===== Data records =====

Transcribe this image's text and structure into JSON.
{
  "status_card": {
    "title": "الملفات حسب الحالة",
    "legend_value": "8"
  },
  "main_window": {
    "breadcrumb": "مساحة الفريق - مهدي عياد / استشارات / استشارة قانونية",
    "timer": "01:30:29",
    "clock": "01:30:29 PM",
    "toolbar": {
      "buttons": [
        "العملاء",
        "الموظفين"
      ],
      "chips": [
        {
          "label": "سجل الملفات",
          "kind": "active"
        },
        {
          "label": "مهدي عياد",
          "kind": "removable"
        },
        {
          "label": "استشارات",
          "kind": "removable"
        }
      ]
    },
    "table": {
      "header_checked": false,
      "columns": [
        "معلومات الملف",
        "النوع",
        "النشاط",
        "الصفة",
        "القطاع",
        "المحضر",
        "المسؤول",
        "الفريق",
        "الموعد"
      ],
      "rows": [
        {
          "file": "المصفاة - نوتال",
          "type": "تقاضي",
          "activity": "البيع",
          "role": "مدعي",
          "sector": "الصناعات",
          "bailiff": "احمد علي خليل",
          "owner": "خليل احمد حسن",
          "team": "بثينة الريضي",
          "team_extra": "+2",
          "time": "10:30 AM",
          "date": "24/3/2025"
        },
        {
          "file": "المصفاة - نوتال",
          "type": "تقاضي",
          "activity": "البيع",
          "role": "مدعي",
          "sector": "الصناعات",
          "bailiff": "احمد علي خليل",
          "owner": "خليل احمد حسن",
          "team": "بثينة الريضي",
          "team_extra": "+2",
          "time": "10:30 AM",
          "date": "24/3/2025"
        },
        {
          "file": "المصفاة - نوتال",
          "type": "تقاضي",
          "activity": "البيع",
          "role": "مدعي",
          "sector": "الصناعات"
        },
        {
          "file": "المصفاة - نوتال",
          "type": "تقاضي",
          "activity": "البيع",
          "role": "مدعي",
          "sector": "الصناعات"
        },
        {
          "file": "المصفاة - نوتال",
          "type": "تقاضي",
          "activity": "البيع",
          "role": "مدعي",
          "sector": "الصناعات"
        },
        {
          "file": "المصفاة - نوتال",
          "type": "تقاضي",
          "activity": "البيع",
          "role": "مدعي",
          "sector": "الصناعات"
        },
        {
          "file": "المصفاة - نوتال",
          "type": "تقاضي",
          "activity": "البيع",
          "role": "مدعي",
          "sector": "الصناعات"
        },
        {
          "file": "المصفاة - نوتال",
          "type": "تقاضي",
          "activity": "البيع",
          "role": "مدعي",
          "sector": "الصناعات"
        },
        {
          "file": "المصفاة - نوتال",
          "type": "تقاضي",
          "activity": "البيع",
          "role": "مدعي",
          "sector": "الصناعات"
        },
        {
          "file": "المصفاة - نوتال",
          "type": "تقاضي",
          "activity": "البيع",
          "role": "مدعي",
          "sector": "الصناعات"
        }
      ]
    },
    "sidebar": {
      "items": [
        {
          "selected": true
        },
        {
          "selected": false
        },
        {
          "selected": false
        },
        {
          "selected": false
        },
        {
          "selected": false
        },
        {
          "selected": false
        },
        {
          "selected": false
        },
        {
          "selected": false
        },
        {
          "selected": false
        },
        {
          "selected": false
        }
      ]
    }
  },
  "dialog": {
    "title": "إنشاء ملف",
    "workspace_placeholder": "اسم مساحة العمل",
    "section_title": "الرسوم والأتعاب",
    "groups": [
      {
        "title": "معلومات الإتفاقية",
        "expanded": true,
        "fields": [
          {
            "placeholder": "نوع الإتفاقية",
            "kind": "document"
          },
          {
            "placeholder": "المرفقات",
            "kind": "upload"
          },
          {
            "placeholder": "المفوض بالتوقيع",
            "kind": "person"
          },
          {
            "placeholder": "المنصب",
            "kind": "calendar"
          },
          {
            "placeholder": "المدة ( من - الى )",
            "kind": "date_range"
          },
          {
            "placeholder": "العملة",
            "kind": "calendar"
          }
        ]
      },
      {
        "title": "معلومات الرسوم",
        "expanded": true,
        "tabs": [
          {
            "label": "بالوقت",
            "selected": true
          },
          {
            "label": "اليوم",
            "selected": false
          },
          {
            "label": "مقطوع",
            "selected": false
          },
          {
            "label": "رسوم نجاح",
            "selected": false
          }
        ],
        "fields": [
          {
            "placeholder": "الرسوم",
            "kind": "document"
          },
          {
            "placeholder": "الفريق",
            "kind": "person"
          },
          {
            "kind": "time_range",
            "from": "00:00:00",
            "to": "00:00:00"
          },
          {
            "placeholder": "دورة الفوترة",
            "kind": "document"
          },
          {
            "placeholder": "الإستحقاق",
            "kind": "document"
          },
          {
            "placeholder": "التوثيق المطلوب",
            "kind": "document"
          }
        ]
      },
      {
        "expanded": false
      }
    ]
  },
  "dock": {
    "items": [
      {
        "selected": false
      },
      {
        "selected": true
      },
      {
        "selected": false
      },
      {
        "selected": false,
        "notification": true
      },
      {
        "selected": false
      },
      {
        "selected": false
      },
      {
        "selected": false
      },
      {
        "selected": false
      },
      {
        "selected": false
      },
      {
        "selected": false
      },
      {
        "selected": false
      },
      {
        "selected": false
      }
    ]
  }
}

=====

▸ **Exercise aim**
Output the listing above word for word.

▸ **Task output**
Transcribe this image's text and structure into JSON.
{
  "status_card": {
    "title": "الملفات حسب الحالة",
    "legend_value": "8"
  },
  "main_window": {
    "breadcrumb": "مساحة الفريق - مهدي عياد / استشارات / استشارة قانونية",
    "timer": "01:30:29",
    "clock": "01:30:29 PM",
    "toolbar": {
      "buttons": [
        "العملاء",
        "الموظفين"
      ],
      "chips": [
        {
          "label": "سجل الملفات",
          "kind": "active"
        },
        {
          "label": "مهدي عياد",
          "kind": "removable"
        },
        {
          "label": "استشارات",
          "kind": "removable"
        }
      ]
    },
    "table": {
      "header_checked": false,
      "columns": [
        "معلومات الملف",
        "النوع",
        "النشاط",
        "الصفة",
        "القطاع",
        "المحضر",
        "المسؤول",
        "الفريق",
        "الموعد"
      ],
      "rows": [
        {
          "file": "المصفاة - نوتال",
          "type": "تقاضي",
          "activity": "البيع",
          "role": "مدعي",
          "sector": "الصناعات",
          "bailiff": "احمد علي خليل",
          "owner": "خليل احمد حسن",
          "team": "بثينة الريضي",
          "team_extra": "+2",
          "time": "10:30 AM",
          "date": "24/3/2025"
        },
        {
          "file": "المصفاة - نوتال",
          "type": "تقاضي",
          "activity": "البيع",
          "role": "مدعي",
          "sector": "الصناعات",
          "bailiff": "احمد علي خليل",
          "owner": "خليل احمد حسن",
          "team": "بثينة الريضي",
          "team_extra": "+2",
          "time": "10:30 AM",
          "date": "24/3/2025"
        },
        {
          "file": "المصفاة - نوتال",
          "type": "تقاضي",
          "activity": "البيع",
          "role": "مدعي",
          "sector": "الصناعات"
        },
        {
          "file": "المصفاة - نوتال",
          "type": "تقاضي",
          "activity": "البيع",
          "role": "مدعي",
          "sector": "الصناعات"
        },
        {
          "file": "المصفاة - نوتال",
          "type": "تقاضي",
          "activity": "البيع",
          "role": "مدعي",
          "sector": "الصناعات"
        },
        {
          "file": "المصفاة - نوتال",
          "type": "تقاضي",
          "activity": "البيع",
          "role": "مدعي",
          "sector": "الصناعات"
        },
        {
          "file": "المصفاة - نوتال",
          "type": "تقاضي",
          "activity": "البيع",
          "role": "مدعي",
          "sector": "الصناعات"
        },
        {
          "file": "المصفاة - نوتال",
          "type": "تقاضي",
          "activity": "البيع",
          "role": "مدعي",
          "sector": "الصناعات"
        },
        {
          "file": "المصفاة - نوتال",
          "type": "تقاضي",
          "activity": "البيع",
          "role": "مدعي",
          "sector": "الصناعات"
        },
        {
          "file": "المصفاة - نوتال",
          "type": "تقاضي",
          "activity": "البيع",
          "role": "مدعي",
          "sector": "الصناعات"
        }
      ]
    },
    "sidebar": {
      "items": [
        {
          "selected": true
        },
        {
          "selected": false
        },
        {
          "selected": false
        },
        {
          "selected": false
        },
        {
          "selected": false
        },
        {
          "selected": false
        },
        {
          "selected": false
        },
        {
          "selected": false
        },
        {
          "selected": false
        },
        {
          "selected": false
        }
      ]
    }
  },
  "dialog": {
    "title": "إنشاء ملف",
    "workspace_placeholder": "اسم مساحة العمل",
    "section_title": "الرسوم والأتعاب",
    "groups": [
      {
        "title": "معلومات الإتفاقية",
        "expanded": true,
        "fields": [
          {
            "placeholder": "نوع الإتفاقية",
            "kind": "document"
          },
          {
            "placeholder": "المرفقات",
            "kind": "upload"
          },
          {
            "placeholder": "المفوض بالتوقيع",
            "kind": "person"
          },
          {
            "placeholder": "المنصب",
            "kind": "calendar"
          },
          {
            "placeholder": "المدة ( من - الى )",
            "kind": "date_range"
          },
          {
            "placeholder": "العملة",
            "kind": "calendar"
          }
        ]
      },
      {
        "title": "معلومات الرسوم",
        "expanded": true,
        "tabs": [
          {
            "label": "بالوقت",
            "selected": true
          },
          {
            "label": "اليوم",
            "selected": false
          },
          {
            "label": "مقطوع",
            "selected": false
          },
          {
            "label": "رسوم نجاح",
            "selected": false
          }
        ],
        "fields": [
          {
            "placeholder": "الرسوم",
            "kind": "document"
          },
          {
            "placeholder": "الفريق",
            "kind": "person"
          },
          {
            "kind": "time_range",
            "from": "00:00:00",
            "to": "00:00:00"
          },
          {
            "placeholder": "دورة الفوترة",
            "kind": "document"
          },
          {
            "placeholder": "الإستحقاق",
            "kind": "document"
          },
          {
            "placeholder": "التوثيق المطلوب",
            "kind": "document"
          }
        ]
      },
      {
        "expanded": false
      }
    ]
  },
  "dock": {
    "items": [
      {
        "selected": false
      },
      {
        "selected": true
      },
      {
        "selected": false
      },
      {
        "selected": false,
        "notification": true
      },
      {
        "selected": false
      },
      {
        "selected": false
      },
      {
        "selected": false
      },
      {
        "selected": false
      },
      {
        "selected": false
      },
      {
        "selected": false
      },
      {
        "selected": false
      },
      {
        "selected": false
      }
    ]
  }
}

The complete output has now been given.